Your objective: Which lines of the records below contain the word "structured"? Copy each of them out.
##########
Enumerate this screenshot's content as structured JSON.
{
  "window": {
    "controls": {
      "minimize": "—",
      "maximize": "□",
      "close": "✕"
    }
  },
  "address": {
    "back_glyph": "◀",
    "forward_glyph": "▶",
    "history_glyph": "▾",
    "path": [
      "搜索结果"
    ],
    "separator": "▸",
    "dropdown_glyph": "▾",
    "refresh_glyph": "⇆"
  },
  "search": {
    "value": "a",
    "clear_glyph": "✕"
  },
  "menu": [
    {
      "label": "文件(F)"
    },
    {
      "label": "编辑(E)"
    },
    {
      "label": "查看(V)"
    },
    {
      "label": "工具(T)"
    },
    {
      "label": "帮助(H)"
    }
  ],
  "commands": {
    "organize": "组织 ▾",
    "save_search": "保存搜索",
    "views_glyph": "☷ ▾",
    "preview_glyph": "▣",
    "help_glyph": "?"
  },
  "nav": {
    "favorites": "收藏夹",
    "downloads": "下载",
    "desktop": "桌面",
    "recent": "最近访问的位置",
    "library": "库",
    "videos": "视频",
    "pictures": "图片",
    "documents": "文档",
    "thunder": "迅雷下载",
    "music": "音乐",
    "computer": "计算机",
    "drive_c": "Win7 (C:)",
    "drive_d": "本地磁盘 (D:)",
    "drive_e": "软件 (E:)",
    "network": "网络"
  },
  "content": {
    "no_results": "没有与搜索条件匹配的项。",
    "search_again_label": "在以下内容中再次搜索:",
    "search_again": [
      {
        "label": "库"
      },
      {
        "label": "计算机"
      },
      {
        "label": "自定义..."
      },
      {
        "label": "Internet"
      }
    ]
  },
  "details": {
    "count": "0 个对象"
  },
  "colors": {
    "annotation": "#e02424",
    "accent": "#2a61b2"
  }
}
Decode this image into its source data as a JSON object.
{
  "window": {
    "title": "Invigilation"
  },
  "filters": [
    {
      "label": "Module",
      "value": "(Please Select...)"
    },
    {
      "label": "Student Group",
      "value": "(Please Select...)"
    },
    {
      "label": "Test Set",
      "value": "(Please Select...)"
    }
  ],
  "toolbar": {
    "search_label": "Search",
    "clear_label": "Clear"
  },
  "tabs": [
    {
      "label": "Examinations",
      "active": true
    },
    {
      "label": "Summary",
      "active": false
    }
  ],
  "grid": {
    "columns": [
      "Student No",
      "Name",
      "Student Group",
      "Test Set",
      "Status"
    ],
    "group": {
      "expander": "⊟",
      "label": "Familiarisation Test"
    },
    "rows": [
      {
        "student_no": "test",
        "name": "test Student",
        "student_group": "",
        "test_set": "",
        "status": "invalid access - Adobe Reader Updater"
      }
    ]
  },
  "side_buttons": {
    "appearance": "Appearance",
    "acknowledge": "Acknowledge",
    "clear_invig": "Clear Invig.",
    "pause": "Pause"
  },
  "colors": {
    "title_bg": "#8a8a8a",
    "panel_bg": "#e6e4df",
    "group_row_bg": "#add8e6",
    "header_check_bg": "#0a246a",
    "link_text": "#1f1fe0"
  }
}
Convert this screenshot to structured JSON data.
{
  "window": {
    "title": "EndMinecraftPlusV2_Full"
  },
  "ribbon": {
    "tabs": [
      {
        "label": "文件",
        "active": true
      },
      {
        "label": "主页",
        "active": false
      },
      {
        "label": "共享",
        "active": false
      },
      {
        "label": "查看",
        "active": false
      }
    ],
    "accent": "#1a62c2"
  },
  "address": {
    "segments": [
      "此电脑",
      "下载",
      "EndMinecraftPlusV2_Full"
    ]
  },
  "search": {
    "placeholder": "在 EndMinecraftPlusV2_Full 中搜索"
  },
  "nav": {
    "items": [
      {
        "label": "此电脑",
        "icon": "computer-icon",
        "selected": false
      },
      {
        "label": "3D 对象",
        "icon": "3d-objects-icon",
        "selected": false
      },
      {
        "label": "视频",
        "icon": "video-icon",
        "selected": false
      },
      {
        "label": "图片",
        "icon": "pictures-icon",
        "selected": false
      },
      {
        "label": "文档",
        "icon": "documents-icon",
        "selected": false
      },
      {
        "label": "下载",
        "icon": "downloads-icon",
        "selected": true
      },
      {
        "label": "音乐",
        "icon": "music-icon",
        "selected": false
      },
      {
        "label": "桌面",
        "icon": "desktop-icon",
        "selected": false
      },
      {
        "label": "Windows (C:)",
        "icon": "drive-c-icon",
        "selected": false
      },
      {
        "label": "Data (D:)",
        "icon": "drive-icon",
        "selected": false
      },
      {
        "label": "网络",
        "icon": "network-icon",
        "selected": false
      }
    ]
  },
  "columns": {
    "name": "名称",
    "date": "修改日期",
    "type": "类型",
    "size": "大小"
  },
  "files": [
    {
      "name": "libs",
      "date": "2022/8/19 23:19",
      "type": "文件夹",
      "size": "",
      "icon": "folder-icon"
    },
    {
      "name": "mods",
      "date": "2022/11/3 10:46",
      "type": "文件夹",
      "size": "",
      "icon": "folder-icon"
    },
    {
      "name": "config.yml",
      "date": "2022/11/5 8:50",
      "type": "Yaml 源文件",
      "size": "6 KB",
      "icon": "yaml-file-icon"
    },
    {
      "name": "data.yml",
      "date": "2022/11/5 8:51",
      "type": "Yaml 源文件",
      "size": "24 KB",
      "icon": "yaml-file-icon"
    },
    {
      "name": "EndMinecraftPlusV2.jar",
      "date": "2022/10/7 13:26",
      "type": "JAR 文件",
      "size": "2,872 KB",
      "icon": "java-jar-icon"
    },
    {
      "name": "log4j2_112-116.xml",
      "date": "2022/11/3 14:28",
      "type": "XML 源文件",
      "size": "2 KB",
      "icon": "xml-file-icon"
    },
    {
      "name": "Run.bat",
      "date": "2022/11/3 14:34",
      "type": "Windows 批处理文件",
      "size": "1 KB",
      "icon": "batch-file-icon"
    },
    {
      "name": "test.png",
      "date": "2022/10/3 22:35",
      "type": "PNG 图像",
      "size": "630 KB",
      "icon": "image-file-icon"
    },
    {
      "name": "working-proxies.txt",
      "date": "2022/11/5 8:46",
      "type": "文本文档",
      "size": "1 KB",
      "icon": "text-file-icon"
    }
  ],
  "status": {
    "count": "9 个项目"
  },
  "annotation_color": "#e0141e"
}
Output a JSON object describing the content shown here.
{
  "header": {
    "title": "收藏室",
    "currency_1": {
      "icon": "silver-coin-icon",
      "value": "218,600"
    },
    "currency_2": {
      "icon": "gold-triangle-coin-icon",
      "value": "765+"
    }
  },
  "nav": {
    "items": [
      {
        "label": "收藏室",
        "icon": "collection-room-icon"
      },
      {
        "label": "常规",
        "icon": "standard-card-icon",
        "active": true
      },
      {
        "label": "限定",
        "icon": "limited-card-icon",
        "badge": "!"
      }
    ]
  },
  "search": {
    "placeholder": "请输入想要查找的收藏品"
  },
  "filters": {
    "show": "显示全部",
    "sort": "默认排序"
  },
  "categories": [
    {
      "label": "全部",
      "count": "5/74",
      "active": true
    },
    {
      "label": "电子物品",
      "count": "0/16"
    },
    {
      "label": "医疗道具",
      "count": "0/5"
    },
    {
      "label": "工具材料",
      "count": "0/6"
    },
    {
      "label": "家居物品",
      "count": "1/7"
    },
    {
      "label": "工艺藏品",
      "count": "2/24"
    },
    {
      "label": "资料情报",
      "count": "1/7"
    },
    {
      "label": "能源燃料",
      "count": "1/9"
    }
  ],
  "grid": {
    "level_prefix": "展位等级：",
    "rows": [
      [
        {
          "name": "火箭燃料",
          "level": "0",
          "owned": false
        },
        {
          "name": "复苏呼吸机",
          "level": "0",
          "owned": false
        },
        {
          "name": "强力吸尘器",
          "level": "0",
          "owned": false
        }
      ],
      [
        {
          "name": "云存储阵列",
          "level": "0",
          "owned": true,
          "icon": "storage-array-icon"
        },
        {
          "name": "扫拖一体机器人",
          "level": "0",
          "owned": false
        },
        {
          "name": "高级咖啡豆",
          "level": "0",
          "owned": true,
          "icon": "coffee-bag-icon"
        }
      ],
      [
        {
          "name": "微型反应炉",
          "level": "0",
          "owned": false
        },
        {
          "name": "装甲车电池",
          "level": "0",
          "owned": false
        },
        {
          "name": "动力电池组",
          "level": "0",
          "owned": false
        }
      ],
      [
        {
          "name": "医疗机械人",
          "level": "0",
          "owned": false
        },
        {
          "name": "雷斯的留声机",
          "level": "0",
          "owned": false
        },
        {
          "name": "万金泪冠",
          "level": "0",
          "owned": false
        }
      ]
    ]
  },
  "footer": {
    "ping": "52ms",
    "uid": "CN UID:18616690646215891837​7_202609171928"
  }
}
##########
Answer area:
Enumerate this screenshot's content as structured JSON.
Convert this screenshot to structured JSON data.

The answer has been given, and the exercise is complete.